> [Work task] Provide the data again exactly, including every line that follows.

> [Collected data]
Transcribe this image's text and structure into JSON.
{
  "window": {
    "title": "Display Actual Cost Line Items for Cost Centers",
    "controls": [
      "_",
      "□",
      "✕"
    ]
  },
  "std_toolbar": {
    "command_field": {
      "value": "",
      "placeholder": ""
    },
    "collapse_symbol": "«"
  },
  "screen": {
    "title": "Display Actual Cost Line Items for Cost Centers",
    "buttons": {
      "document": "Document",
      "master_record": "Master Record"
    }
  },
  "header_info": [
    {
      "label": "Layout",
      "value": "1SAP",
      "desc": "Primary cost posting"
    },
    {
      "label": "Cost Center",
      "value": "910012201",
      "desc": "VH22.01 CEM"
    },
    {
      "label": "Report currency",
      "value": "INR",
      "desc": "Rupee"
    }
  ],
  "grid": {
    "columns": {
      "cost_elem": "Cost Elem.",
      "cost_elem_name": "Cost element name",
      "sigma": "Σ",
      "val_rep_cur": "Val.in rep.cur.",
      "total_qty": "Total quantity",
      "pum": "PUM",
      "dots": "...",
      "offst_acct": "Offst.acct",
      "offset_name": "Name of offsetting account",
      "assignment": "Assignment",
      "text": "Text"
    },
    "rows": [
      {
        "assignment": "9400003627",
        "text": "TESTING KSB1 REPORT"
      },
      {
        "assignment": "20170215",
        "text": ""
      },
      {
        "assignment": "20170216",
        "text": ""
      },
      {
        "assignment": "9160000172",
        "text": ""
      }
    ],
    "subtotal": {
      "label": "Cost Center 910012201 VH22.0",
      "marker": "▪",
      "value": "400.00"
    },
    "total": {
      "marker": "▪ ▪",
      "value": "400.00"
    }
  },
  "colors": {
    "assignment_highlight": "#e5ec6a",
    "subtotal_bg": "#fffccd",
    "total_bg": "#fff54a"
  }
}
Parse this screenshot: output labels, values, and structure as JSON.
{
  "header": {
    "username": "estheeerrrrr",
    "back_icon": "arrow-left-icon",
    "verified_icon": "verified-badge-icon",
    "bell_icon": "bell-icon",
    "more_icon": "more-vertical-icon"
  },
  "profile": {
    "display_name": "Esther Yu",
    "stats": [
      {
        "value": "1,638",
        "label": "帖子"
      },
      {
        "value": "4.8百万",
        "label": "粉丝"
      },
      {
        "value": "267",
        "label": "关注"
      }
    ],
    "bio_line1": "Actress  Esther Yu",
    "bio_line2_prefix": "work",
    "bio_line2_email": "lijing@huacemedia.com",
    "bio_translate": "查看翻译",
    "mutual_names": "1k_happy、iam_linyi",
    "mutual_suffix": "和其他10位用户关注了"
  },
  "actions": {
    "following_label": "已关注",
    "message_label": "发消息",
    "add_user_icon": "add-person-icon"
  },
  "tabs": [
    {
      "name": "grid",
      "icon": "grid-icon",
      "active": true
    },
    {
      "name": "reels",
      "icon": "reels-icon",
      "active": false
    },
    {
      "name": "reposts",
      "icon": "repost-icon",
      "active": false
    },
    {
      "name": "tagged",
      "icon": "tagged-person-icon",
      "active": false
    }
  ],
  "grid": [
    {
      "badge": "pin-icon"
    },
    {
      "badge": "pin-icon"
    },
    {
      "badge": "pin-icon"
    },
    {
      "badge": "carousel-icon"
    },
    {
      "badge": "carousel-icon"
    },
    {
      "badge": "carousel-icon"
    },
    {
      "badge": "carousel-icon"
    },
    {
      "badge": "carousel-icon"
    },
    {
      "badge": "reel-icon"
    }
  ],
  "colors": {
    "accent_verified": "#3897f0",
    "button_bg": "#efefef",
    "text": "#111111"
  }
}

> [Task result]
Transcribe this image's text and structure into JSON.
{
  "window": {
    "title": "Display Actual Cost Line Items for Cost Centers",
    "controls": [
      "_",
      "□",
      "✕"
    ]
  },
  "std_toolbar": {
    "command_field": {
      "value": "",
      "placeholder": ""
    },
    "collapse_symbol": "«"
  },
  "screen": {
    "title": "Display Actual Cost Line Items for Cost Centers",
    "buttons": {
      "document": "Document",
      "master_record": "Master Record"
    }
  },
  "header_info": [
    {
      "label": "Layout",
      "value": "1SAP",
      "desc": "Primary cost posting"
    },
    {
      "label": "Cost Center",
      "value": "910012201",
      "desc": "VH22.01 CEM"
    },
    {
      "label": "Report currency",
      "value": "INR",
      "desc": "Rupee"
    }
  ],
  "grid": {
    "columns": {
      "cost_elem": "Cost Elem.",
      "cost_elem_name": "Cost element name",
      "sigma": "Σ",
      "val_rep_cur": "Val.in rep.cur.",
      "total_qty": "Total quantity",
      "pum": "PUM",
      "dots": "...",
      "offst_acct": "Offst.acct",
      "offset_name": "Name of offsetting account",
      "assignment": "Assignment",
      "text": "Text"
    },
    "rows": [
      {
        "assignment": "9400003627",
        "text": "TESTING KSB1 REPORT"
      },
      {
        "assignment": "20170215",
        "text": ""
      },
      {
        "assignment": "20170216",
        "text": ""
      },
      {
        "assignment": "9160000172",
        "text": ""
      }
    ],
    "subtotal": {
      "label": "Cost Center 910012201 VH22.0",
      "marker": "▪",
      "value": "400.00"
    },
    "total": {
      "marker": "▪ ▪",
      "value": "400.00"
    }
  },
  "colors": {
    "assignment_highlight": "#e5ec6a",
    "subtotal_bg": "#fffccd",
    "total_bg": "#fff54a"
  }
}
Parse this screenshot: output labels, values, and structure as JSON.
{
  "header": {
    "username": "estheeerrrrr",
    "back_icon": "arrow-left-icon",
    "verified_icon": "verified-badge-icon",
    "bell_icon": "bell-icon",
    "more_icon": "more-vertical-icon"
  },
  "profile": {
    "display_name": "Esther Yu",
    "stats": [
      {
        "value": "1,638",
        "label": "帖子"
      },
      {
        "value": "4.8百万",
        "label": "粉丝"
      },
      {
        "value": "267",
        "label": "关注"
      }
    ],
    "bio_line1": "Actress  Esther Yu",
    "bio_line2_prefix": "work",
    "bio_line2_email": "lijing@huacemedia.com",
    "bio_translate": "查看翻译",
    "mutual_names": "1k_happy、iam_linyi",
    "mutual_suffix": "和其他10位用户关注了"
  },
  "actions": {
    "following_label": "已关注",
    "message_label": "发消息",
    "add_user_icon": "add-person-icon"
  },
  "tabs": [
    {
      "name": "grid",
      "icon": "grid-icon",
      "active": true
    },
    {
      "name": "reels",
      "icon": "reels-icon",
      "active": false
    },
    {
      "name": "reposts",
      "icon": "repost-icon",
      "active": false
    },
    {
      "name": "tagged",
      "icon": "tagged-person-icon",
      "active": false
    }
  ],
  "grid": [
    {
      "badge": "pin-icon"
    },
    {
      "badge": "pin-icon"
    },
    {
      "badge": "pin-icon"
    },
    {
      "badge": "carousel-icon"
    },
    {
      "badge": "carousel-icon"
    },
    {
      "badge": "carousel-icon"
    },
    {
      "badge": "carousel-icon"
    },
    {
      "badge": "carousel-icon"
    },
    {
      "badge": "reel-icon"
    }
  ],
  "colors": {
    "accent_verified": "#3897f0",
    "button_bg": "#efefef",
    "text": "#111111"
  }
}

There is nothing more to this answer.